Selected works:

Roddy's Romance (1874); Tears for the Little Ones: A Collection of Poems and Passages Inspired by the Loss of Children (edited by Johnson, 1878); Our Familiar Songs and Those Who Made Them (1881); Illustrated Poems and Songs for Young People (edited by Johnson, 1884); Raleigh Westgate; or Epimenides in Maine (a novel, 1889); (with H. P. Smith) A Dictionary of Terms, Phrases, and Quotations (1895); Women and the Republic (articles and arguments against woman suffrage, 1897); (editor) Great Essays (1900); Mythology and Folk-Lore of the North American Indian (1908).

Born in 1844, in Hamilton, New York, and raised there and in Rochester and Clinton, New York, Helen Kendrick Johnson was tutored by her father, a professor of Greek, and spent a year at Oread Institute in Worcester, Massachusetts. She married journalist Rossiter Johnson in 1869, and the couple settled in Concord, New Hampshire, where he edited the New Hampshire Statesman until 1873. They then moved to New York City.

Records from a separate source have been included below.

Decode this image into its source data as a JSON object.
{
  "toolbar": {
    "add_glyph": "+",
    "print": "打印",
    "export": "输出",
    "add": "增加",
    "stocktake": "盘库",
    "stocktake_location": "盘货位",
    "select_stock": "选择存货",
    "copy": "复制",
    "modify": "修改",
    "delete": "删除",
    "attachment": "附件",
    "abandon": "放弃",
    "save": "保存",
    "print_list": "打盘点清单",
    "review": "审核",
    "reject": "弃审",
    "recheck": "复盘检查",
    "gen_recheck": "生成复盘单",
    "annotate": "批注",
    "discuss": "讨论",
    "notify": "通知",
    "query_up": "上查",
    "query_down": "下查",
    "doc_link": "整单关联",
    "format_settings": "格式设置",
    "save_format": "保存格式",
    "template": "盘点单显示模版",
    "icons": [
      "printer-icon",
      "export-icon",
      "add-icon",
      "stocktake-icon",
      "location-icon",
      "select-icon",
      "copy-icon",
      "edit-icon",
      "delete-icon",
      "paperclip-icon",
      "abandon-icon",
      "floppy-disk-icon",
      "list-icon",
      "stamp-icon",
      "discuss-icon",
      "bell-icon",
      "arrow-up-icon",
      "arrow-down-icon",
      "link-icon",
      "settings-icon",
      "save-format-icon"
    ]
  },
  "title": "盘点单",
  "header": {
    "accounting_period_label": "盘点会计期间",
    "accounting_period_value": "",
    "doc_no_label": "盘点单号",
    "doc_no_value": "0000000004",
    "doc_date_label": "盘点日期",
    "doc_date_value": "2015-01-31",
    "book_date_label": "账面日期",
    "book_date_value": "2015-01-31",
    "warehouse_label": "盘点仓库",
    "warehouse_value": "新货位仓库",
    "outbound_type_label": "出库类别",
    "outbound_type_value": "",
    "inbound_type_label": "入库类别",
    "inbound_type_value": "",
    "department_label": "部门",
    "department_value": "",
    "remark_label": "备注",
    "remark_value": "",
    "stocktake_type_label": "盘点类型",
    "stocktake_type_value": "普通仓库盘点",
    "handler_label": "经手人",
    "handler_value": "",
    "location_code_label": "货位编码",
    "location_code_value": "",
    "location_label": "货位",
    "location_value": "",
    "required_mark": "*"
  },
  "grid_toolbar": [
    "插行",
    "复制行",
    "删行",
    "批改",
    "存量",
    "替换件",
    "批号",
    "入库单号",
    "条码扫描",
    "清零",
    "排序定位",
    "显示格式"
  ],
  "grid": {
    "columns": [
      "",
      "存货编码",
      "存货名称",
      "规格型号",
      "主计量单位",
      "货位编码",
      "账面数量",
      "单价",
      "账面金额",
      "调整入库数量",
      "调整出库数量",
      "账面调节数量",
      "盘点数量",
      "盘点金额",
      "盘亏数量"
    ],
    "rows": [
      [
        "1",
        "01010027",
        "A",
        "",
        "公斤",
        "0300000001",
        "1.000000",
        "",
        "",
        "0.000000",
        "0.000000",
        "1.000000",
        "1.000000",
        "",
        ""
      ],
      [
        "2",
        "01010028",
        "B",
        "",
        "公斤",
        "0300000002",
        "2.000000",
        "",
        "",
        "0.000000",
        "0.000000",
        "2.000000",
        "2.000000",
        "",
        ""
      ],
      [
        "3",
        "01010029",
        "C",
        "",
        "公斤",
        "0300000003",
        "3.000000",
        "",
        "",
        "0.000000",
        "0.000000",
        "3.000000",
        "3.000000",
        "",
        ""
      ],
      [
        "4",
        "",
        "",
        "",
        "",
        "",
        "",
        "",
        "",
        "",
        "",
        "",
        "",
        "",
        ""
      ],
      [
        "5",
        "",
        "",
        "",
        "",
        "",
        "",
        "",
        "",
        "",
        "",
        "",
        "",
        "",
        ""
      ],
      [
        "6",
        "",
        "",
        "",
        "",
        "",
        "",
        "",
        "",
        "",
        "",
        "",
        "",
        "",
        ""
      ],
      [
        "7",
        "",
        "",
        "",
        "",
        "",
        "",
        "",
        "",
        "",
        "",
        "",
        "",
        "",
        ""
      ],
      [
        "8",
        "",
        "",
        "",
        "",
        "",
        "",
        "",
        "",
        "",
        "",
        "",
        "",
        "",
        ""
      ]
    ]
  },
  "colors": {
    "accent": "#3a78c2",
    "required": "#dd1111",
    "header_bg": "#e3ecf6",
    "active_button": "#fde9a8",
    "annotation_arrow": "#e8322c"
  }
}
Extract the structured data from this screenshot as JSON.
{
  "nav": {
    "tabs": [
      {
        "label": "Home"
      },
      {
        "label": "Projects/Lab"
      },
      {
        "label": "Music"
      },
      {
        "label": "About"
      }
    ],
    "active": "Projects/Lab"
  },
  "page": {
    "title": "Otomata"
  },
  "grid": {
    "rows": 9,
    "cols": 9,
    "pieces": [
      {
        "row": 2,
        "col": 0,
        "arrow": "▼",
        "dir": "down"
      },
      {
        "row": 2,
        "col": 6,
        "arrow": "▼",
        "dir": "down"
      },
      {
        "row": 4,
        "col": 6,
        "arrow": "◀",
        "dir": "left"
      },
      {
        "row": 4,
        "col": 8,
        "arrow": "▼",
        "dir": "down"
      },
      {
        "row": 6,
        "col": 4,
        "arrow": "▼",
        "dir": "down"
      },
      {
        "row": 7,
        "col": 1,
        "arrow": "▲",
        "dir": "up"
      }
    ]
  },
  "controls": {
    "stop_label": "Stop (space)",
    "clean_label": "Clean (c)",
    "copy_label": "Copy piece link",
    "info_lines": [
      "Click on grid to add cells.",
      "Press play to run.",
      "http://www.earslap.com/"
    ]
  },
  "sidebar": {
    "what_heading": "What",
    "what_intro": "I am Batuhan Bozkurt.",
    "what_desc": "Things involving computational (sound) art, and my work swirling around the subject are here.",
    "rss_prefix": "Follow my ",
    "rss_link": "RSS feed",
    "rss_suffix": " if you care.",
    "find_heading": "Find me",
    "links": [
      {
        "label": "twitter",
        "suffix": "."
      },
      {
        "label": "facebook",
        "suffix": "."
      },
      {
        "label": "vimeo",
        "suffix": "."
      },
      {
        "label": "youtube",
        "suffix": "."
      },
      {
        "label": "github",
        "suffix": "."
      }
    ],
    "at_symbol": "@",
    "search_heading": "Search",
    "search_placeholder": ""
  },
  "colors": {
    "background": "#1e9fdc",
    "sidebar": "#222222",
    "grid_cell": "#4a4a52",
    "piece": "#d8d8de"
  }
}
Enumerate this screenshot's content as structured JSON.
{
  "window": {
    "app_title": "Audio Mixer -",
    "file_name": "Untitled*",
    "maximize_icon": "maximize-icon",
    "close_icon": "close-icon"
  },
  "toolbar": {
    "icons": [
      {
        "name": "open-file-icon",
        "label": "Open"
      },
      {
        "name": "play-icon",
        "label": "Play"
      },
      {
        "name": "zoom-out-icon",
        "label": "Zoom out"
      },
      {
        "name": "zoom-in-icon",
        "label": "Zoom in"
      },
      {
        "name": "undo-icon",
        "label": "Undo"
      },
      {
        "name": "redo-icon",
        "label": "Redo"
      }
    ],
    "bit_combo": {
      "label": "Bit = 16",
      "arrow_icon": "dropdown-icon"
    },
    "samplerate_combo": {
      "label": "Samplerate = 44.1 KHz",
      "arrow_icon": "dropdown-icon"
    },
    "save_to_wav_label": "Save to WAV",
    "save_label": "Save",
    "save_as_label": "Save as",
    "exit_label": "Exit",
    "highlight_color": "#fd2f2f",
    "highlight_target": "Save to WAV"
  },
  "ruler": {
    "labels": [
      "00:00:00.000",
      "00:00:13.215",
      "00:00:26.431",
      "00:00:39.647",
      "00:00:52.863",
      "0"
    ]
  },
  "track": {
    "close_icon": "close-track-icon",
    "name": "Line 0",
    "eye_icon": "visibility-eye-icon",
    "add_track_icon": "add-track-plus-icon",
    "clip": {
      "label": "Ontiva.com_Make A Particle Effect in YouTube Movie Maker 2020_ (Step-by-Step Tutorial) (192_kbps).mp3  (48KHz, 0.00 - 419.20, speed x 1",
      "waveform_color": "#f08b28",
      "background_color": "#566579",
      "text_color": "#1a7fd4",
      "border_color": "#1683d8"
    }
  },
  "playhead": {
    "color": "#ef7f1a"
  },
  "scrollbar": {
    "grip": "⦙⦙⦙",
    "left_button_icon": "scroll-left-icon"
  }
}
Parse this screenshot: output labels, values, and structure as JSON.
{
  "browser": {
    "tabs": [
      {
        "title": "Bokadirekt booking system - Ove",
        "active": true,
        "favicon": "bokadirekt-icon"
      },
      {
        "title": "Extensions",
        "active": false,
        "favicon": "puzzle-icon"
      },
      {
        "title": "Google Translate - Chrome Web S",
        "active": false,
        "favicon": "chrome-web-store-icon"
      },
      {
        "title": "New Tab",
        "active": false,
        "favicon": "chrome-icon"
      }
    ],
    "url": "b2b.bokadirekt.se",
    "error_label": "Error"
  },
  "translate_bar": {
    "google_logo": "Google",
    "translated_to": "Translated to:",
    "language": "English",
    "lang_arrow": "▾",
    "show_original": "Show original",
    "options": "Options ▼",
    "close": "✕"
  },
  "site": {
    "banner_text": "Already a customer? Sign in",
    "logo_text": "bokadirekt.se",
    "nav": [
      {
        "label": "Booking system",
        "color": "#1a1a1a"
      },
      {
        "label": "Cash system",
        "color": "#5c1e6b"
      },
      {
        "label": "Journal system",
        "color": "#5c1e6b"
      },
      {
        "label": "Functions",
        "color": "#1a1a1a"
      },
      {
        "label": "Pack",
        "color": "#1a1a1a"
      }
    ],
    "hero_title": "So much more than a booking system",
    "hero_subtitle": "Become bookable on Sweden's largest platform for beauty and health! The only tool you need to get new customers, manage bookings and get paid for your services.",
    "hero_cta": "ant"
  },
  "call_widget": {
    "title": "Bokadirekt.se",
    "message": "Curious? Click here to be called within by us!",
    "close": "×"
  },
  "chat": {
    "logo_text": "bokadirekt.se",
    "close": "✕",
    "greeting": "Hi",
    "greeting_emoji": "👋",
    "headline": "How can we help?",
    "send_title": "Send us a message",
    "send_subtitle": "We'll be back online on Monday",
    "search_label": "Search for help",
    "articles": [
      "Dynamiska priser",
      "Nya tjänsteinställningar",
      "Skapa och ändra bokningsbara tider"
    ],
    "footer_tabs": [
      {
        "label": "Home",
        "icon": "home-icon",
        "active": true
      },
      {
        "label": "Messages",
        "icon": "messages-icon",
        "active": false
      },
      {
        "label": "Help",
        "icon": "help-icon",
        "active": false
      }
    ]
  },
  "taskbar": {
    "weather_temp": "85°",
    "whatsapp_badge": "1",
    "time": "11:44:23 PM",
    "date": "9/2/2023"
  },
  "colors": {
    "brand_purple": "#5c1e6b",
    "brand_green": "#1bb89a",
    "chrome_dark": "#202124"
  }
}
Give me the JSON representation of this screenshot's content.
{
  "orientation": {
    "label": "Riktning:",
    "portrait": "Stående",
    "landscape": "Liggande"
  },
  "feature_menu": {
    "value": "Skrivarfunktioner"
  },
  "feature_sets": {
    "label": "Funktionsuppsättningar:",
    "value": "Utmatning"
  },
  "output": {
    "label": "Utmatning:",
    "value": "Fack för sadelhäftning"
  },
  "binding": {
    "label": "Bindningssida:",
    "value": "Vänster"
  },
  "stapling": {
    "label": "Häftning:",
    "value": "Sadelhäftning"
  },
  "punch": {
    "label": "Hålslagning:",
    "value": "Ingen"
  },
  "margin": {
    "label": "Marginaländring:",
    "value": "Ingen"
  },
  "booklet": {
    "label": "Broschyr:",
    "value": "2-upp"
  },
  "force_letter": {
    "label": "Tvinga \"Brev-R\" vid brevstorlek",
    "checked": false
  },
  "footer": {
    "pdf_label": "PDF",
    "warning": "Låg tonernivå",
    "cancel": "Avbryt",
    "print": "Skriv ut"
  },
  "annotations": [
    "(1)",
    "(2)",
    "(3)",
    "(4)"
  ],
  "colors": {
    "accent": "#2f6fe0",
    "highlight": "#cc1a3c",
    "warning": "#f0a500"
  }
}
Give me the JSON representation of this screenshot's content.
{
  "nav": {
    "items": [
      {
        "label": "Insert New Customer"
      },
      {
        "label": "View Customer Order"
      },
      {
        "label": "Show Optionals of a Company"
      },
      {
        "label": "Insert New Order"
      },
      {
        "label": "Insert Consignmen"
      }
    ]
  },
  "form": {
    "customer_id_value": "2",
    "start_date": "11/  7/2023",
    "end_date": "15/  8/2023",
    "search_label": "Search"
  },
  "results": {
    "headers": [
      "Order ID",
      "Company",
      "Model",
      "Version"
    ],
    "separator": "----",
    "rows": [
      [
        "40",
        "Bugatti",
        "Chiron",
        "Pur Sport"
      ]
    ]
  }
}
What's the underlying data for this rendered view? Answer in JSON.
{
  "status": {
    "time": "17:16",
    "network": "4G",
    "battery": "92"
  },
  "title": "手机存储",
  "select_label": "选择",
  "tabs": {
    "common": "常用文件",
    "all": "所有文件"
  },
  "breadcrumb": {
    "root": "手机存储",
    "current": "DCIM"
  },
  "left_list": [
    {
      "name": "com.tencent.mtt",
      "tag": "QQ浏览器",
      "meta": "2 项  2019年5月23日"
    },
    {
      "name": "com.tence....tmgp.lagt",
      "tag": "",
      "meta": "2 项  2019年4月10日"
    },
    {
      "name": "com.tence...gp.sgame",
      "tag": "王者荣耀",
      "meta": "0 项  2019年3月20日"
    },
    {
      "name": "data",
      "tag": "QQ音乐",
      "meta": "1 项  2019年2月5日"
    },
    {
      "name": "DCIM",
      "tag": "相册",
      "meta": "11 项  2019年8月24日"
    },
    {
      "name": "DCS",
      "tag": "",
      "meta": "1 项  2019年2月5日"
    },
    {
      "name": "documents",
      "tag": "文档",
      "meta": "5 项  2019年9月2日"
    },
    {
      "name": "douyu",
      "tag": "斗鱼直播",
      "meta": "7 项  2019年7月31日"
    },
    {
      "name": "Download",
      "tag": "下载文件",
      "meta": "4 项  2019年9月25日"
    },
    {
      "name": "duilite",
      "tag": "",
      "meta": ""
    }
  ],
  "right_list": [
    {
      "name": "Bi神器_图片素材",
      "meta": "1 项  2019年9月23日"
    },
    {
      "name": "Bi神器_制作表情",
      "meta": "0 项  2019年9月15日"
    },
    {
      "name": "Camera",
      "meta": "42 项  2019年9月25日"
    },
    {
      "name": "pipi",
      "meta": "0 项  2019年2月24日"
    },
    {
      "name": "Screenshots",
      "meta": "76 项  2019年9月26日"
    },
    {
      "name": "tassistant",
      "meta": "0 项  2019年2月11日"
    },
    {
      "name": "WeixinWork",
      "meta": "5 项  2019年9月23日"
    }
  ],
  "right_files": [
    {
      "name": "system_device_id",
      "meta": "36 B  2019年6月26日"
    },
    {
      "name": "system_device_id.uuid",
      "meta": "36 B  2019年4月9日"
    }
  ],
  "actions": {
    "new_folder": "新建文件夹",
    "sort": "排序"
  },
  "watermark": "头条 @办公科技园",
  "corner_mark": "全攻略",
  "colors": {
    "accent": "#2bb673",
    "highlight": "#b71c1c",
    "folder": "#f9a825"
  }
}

Johnson's earliest works were a series of children's stories, the "Roddy" books, followed by Tears for the Little Ones, written after the death of her first two children to ease her own grief and to help other parents in a similar situation. Other books for children followed, including Our Familiar Songs and Those Who Made Them (1881), a collection of ancient and current ballads that remained in print for a long time, and her six-volume collection of epigrams known as the "Nutshell" series (1884), published under the titles: Philosophy, Wisdom, Sentiments, Proverbs, Wit and Humor, Epigram and Epitaph. These were subsequently published in a single volume, Short Sayings of Famous Men (1884).

During her tenure as editor of the American Woman's Journal from 1894 to 1896, Johnson became active in the suffrage movement. However, she later changed her position and became an outspoken anti-suffragist. A collection of her articles and arguments against suffrage, Women and the Republic, published in 1897, was harshly attacked. Johnson rejected the arguments concerning women's equality with men on the grounds that women were already superior. Johnson also contributed to Appleton's Annual Cyclopaedia, which her husband edited from 1883 to 1902. Her last work centered on Indian folklore. Helen Kendrick Johnson died in New York City on January 3, 1917.

sources:

Mainiero, Lina, ed. American Women Writers. NY: Frederick Ungar, 1980.

McHenry, Robert, ed. Famous American Women. NY: Dover, 1983.

Barbara Morgan , Melrose, Massachusetts